Belonging to a Place: An Exhibition by Fogo Island Arts presents and celebrates a selection of artists who have participated in residencies with Fogo Island Arts, or will do so in the near future. The exhibition departs from a consideration of the concept of “place,” seeking to examine where we feel we belong and how we relate to multiple notions of belonging. Presenting sculpture, installation, film, video, painting and drawing, the exhibition features a cross-section of international contemporary artistic practice united by a common theme and shaped by the singular experience of time spent on Fogo Island, Canada.
Belonging to a Place is a collaboration between Art en Valise, Fogo Island Arts, and Scrap Metal. The exhibition is curated by Nicolaus Schafhausen, Director, Kunsthalle Wien and Strategic Director, Fogo Island Arts.
Who, or what, belongs to a place?
Ideas? Animals? Plants? People? Artifacts? Things?
It could be all of these, some, or none, depending on how you look at it.

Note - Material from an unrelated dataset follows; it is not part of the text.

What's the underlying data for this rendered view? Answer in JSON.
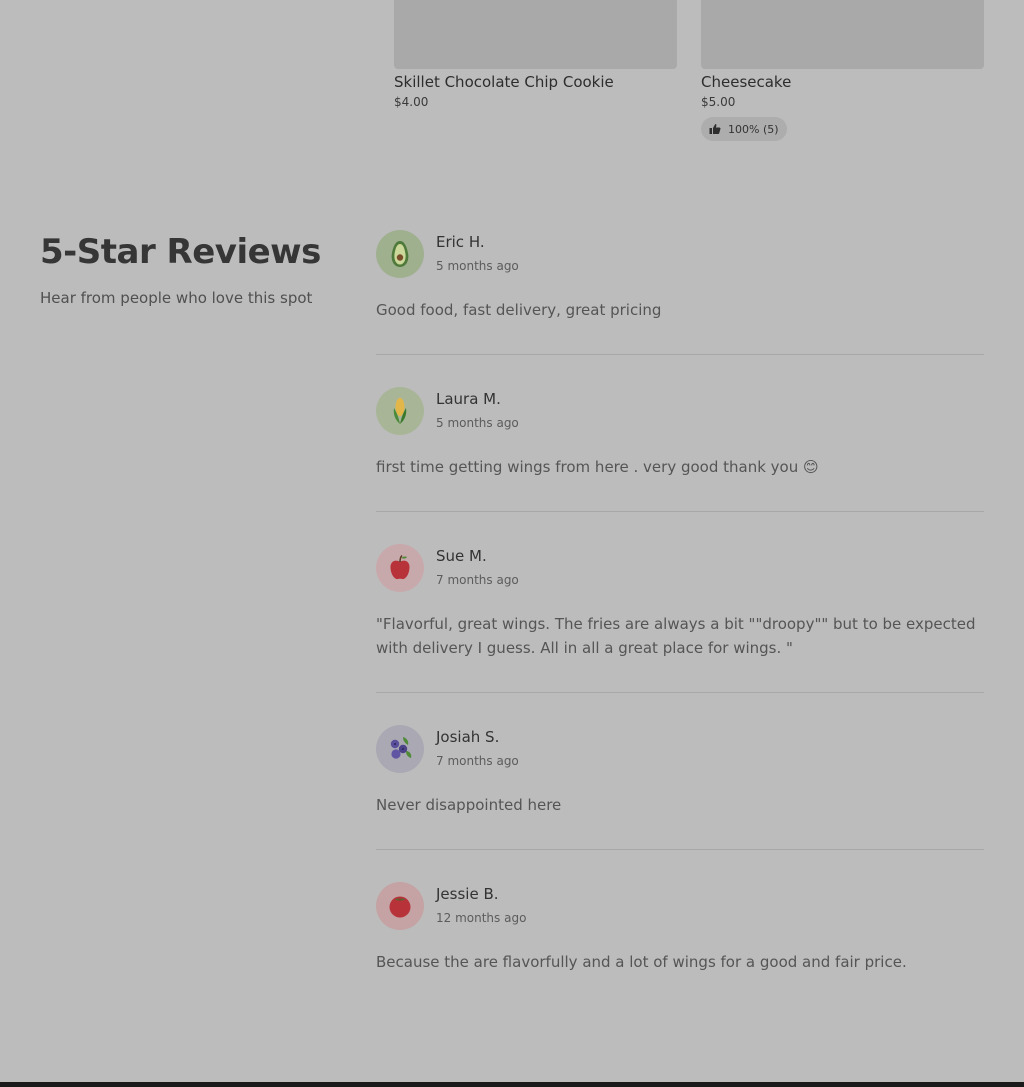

In view of past and current political posturing, namely through the channels of nationalism connected to land, culture, and to the singular and abstract notion of place, the exhibition points to themes of territories–those inscribed by state powers as well as by the social, economic, and geographical factors that shape them. In addition, to speak of people and place, whether in terms of communities or individuals, is to consider identity. Can one person truly belong to one place? And if “a place” presupposes a space, then what exactly constitutes the space to which “a place” refers?

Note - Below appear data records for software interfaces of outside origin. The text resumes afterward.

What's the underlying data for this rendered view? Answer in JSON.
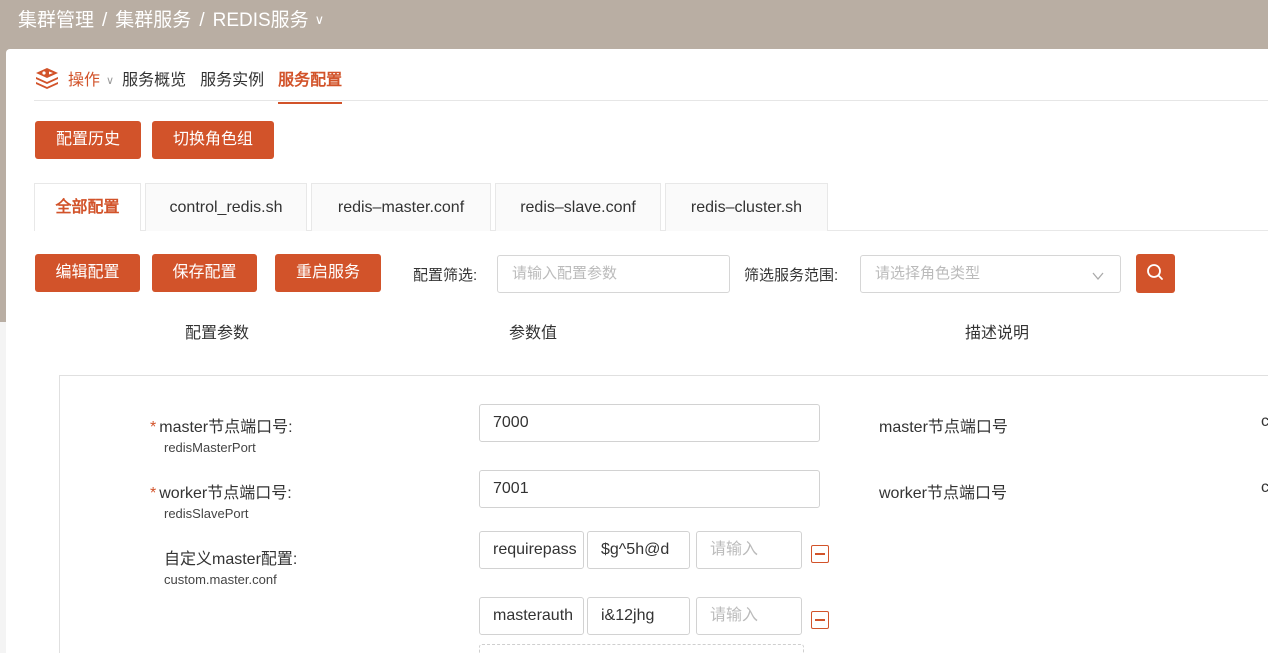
{
  "breadcrumb": {
    "part1": "集群管理",
    "sep1": "/",
    "part2": "集群服务",
    "sep2": "/",
    "part3": "REDIS服务",
    "chevron": "∨"
  },
  "nav": {
    "operate": "操作",
    "operate_chevron": "∨",
    "items": [
      "服务概览",
      "服务实例",
      "服务配置"
    ],
    "active_index": 2
  },
  "actions": {
    "history": "配置历史",
    "switch_group": "切换角色组"
  },
  "tabs": [
    "全部配置",
    "control_redis.sh",
    "redis–master.conf",
    "redis–slave.conf",
    "redis–cluster.sh"
  ],
  "toolbar": {
    "edit": "编辑配置",
    "save": "保存配置",
    "restart": "重启服务",
    "filter_label": "配置筛选:",
    "filter_placeholder": "请输入配置参数",
    "scope_label": "筛选服务范围:",
    "scope_placeholder": "请选择角色类型"
  },
  "columns": {
    "param": "配置参数",
    "value": "参数值",
    "desc": "描述说明"
  },
  "params": [
    {
      "required": "*",
      "label": "master节点端口号:",
      "key": "redisMasterPort",
      "value": "7000",
      "desc": "master节点端口号",
      "trail": "c"
    },
    {
      "required": "*",
      "label": "worker节点端口号:",
      "key": "redisSlavePort",
      "value": "7001",
      "desc": "worker节点端口号",
      "trail": "c"
    },
    {
      "label": "自定义master配置:",
      "key": "custom.master.conf",
      "rows": [
        {
          "k": "requirepass",
          "v": "$g^5h@d",
          "placeholder": "请输入"
        },
        {
          "k": "masterauth",
          "v": "i&12jhg",
          "placeholder": "请输入"
        }
      ]
    }
  ],
  "colors": {
    "accent": "#d2532a",
    "header_bg": "#b9aea3"
  },
  "icons": {
    "logo": "redis-logo-icon",
    "search": "search-icon",
    "remove": "minus-square-icon",
    "select": "chevron-down-icon"
  }
}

On a global level, the singular place implied could amount to the whole planet. Humanity, it can be said, belongs to our same, shared world: the physical environment and the ecosystems that sustain it, as well as the man-made, architecturally defined spaces of humans.
However, can the global function without the local? Does a place not call forth a specific site or location? The space to which “a place” could refer is rather open: material, immaterial or occupying somewhere in-between. Could “belonging to a place” signify, for instance, the property of a body, a place in one’s mind or within collective thought? Belonging to a place could be understood as a kinship to a site of worship or a political conviction; it may speak to a place in one’s heart or one’s family heritage. Should we, instead, ponder the notion of belonging to a plurality of places?
Belonging to a Place draws upon memories, on movement, and their material traces. Perspectives of exile and migration, voluntary or forced, are explored. At play in the works on view is the role of history in moulding collective and personal understandings of belonging. The fragility of memory, the forging of potential futures and thoughtful articulations of present-day concerns are probed by way of cutting out the chaos of former times or of today–fragmenting or creating forms which convey new interpretations on that which is to belong.